Early in the pandemic, one of my newfound projects became making bread from scratch. Our family loves to cook, but baking isn’t a regular part of our repertoire. Nonetheless, with the four of us having breakfasts, lunches and dinners together, fresh bread became a special part of our routine. Prepping the dough the night before and waking up early to get a loaf (or a few rolls) going seemed to set the day in the right direction. The kids would always be welcomed with the warm and sweet scent coming from the oven when they woke, and I’d be thinking about what to pair a slice with to have along with my morning coffee.
In Europe, the idea of getting your daily bread from a café or boulangerie is common, but it’s a tradition that’s much less popular on this side of the ocean. Granted, life is busy, but there is an argument to be made for working this into your routine, at least once in a while.
The Benefits of Fresh Bread
Fresh bread never lasts very long in our household. One loaf will typically get consumed in a single day. That’s probably for the better because it certainly doesn’t have the shelf-life of store-bought bread. There’s a reason for that of course. Store bought bread contains additional preservatives that don’t make it into the simple list for a homemade version of the same thing. Items like sorbic acid, vegetable monoglycerides and sodium stearoyl-2 lactylate help make processes bread last longer, and ensure a consistent product as its mass produced and distributed widely.
Fresh bread can be made with a handful of ingredients. All you need is flour, salt, water, yeast and either sugar or honey to activate the rise process. And you can play with variations. We’ve played with whole wheat and white flour, we’ve added flax, sunflower, sesame and caraway seeds, and we’ve played with various herbs like rosemary and lavender. Whatever the mood, there’s a bread for that.
And given that you have control over what goes into your recipe, you can have greater control over the health benefits of this essential staple.
The Recipe that Changed the Game
If you’re a foodie, you’ve probably heard of the no-knead bread recipe, which made it to the New York Times courtesy of Jim Lahey of the Sullivan Street bakery. This recipe has been copied so many times, I won’t re-cast it here, but instead direct you to the source. What I can say, other than if you want to give fresh bread a try, there’s no easier and more foolproof way to do it. Give it a shot, and then play with your own variations as we did.
Closer than You Might Think
You may not believe this, but our family’s love of fresh bread actually changed the way we shop for food altogether. A few months ago, I stumbled into a neighborhood grocery store that I don’t normally visit. It’s a little further away from us than our regular destinations, but I was surprised to find that they bake fresh breads there twice a day! Nowadays we will go there 2-3 times a week and pick up their daily best. Sometimes it’s a fresh baguette, other days it’s sandwich buns. Most of the time it’s a fresh loaf of sliced bread. I don’t bake many loaves from scratch anymore, but we are definitely converted.

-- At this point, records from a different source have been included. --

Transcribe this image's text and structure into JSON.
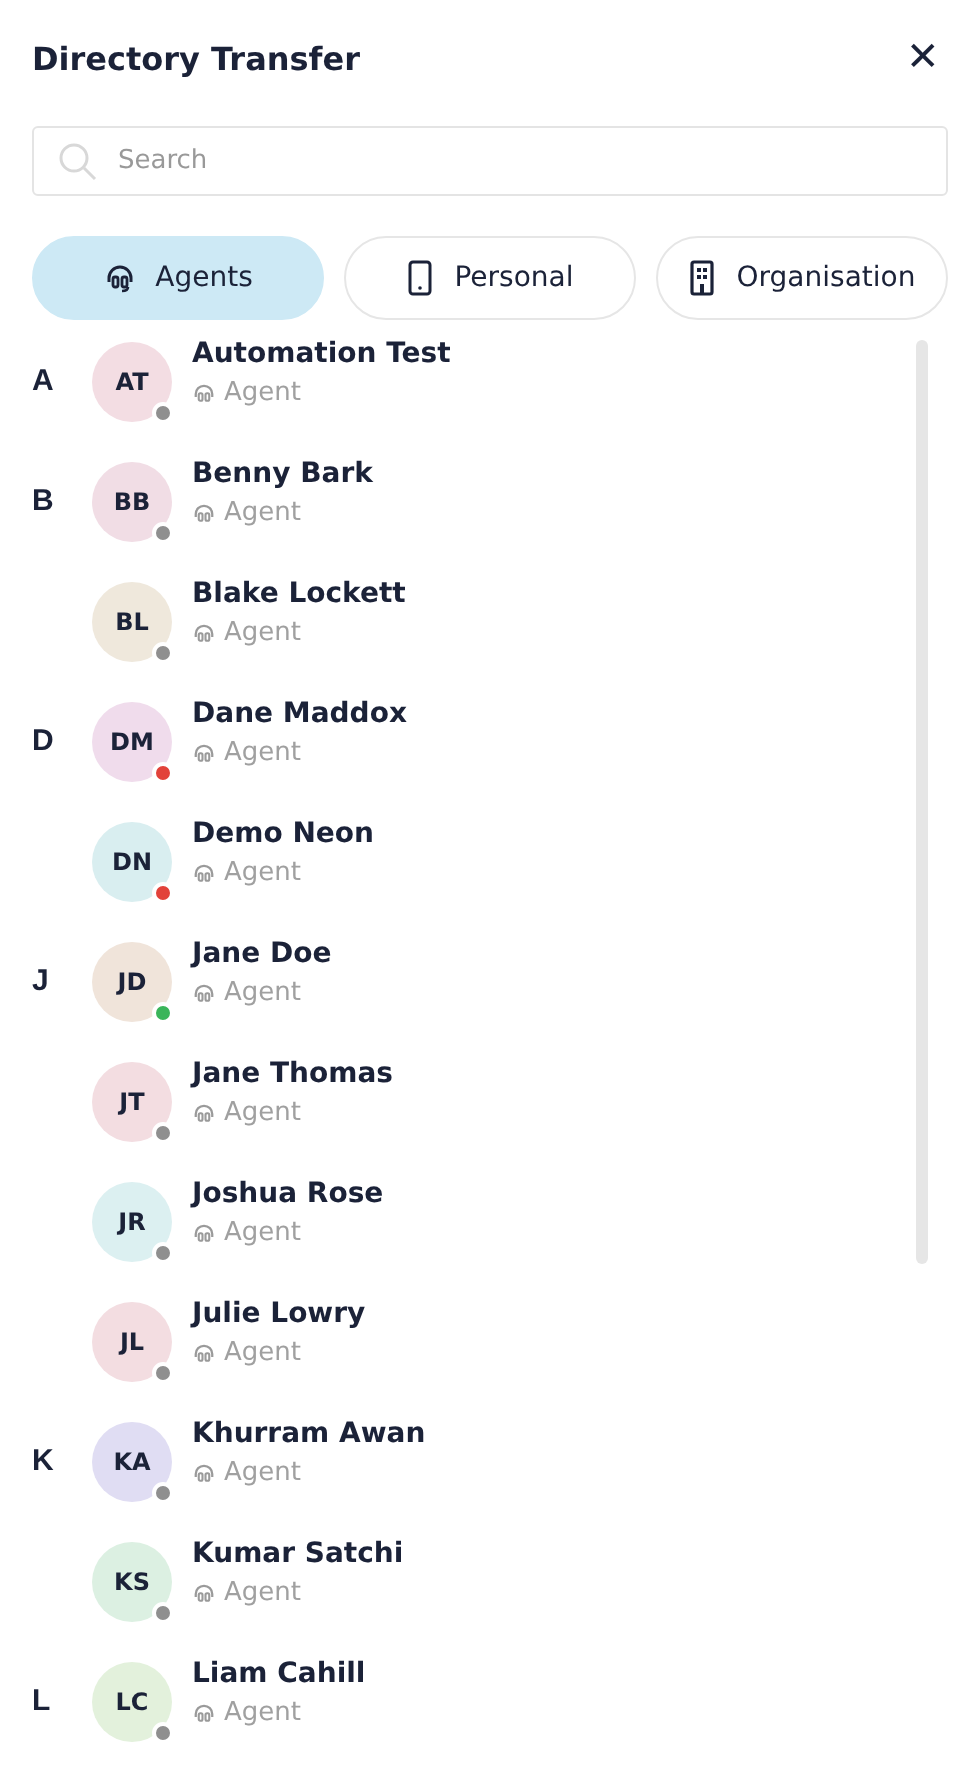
{
  "header": {
    "title": "Directory Transfer",
    "close": "✕"
  },
  "search": {
    "placeholder": "Search"
  },
  "tabs": [
    {
      "label": "Agents",
      "selected": true
    },
    {
      "label": "Personal",
      "selected": false
    },
    {
      "label": "Organisation",
      "selected": false
    }
  ],
  "contacts": [
    {
      "letter": "A",
      "initials": "AT",
      "name": "Automation Test",
      "role": "Agent",
      "color": "#8f8f8f"
    },
    {
      "letter": "B",
      "initials": "BB",
      "name": "Benny Bark",
      "role": "Agent",
      "color": "#8f8f8f"
    },
    {
      "initials": "BL",
      "name": "Blake Lockett",
      "role": "Agent",
      "color": "#8f8f8f"
    },
    {
      "letter": "D",
      "initials": "DM",
      "name": "Dane Maddox",
      "role": "Agent",
      "color": "#e2423a"
    },
    {
      "initials": "DN",
      "name": "Demo Neon",
      "role": "Agent",
      "color": "#e2423a"
    },
    {
      "letter": "J",
      "initials": "JD",
      "name": "Jane Doe",
      "role": "Agent",
      "color": "#3ab55a"
    },
    {
      "initials": "JT",
      "name": "Jane Thomas",
      "role": "Agent",
      "color": "#8f8f8f"
    },
    {
      "initials": "JR",
      "name": "Joshua Rose",
      "role": "Agent",
      "color": "#8f8f8f"
    },
    {
      "initials": "JL",
      "name": "Julie Lowry",
      "role": "Agent",
      "color": "#8f8f8f"
    },
    {
      "letter": "K",
      "initials": "KA",
      "name": "Khurram Awan",
      "role": "Agent",
      "color": "#8f8f8f"
    },
    {
      "initials": "KS",
      "name": "Kumar Satchi",
      "role": "Agent",
      "color": "#8f8f8f"
    },
    {
      "letter": "L",
      "initials": "LC",
      "name": "Liam Cahill",
      "role": "Agent",
      "color": "#8f8f8f"
    }
  ]
}
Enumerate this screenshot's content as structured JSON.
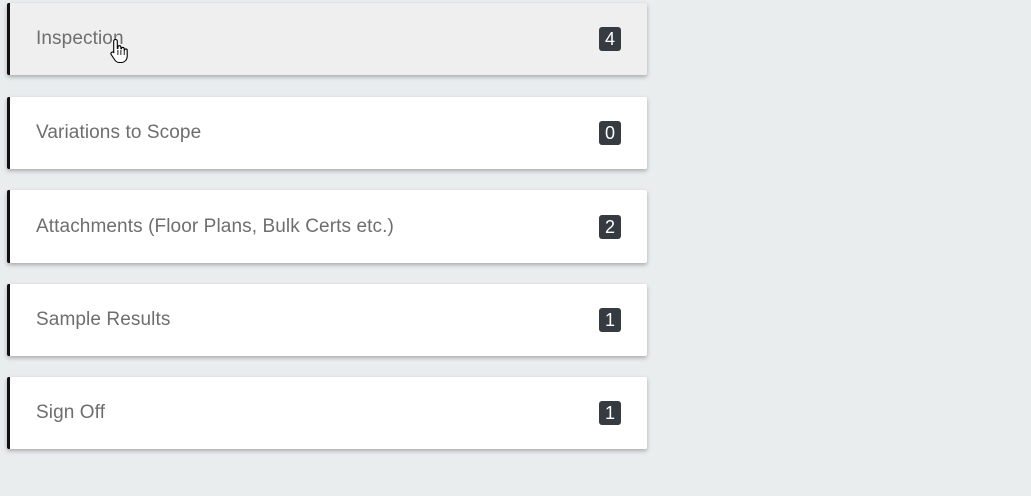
{
  "panels": [
    {
      "label": "Inspection",
      "count": "4"
    },
    {
      "label": "Variations to Scope",
      "count": "0"
    },
    {
      "label": "Attachments (Floor Plans, Bulk Certs etc.)",
      "count": "2"
    },
    {
      "label": "Sample Results",
      "count": "1"
    },
    {
      "label": "Sign Off",
      "count": "1"
    }
  ],
  "colors": {
    "background": "#e9edee",
    "panel": "#ffffff",
    "panel_hover": "#efefef",
    "accent_border": "#111111",
    "badge": "#353b40"
  },
  "cursor_icon": "hand-pointer-icon"
}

Taking Time for Simple Pleasures
Finding a local bakery that I can visit to buy a fresh loaf has taken on a meditative feel for me. Sometimes it’s almost as if I’m pulling a page from a Parisian playbook and living a more rustic and simple life. I can’t visit Europe right now, but perhaps this new ritual is a way of transporting me one step closer. And once you work fresh bread into your life, it’s almost impossible to go back!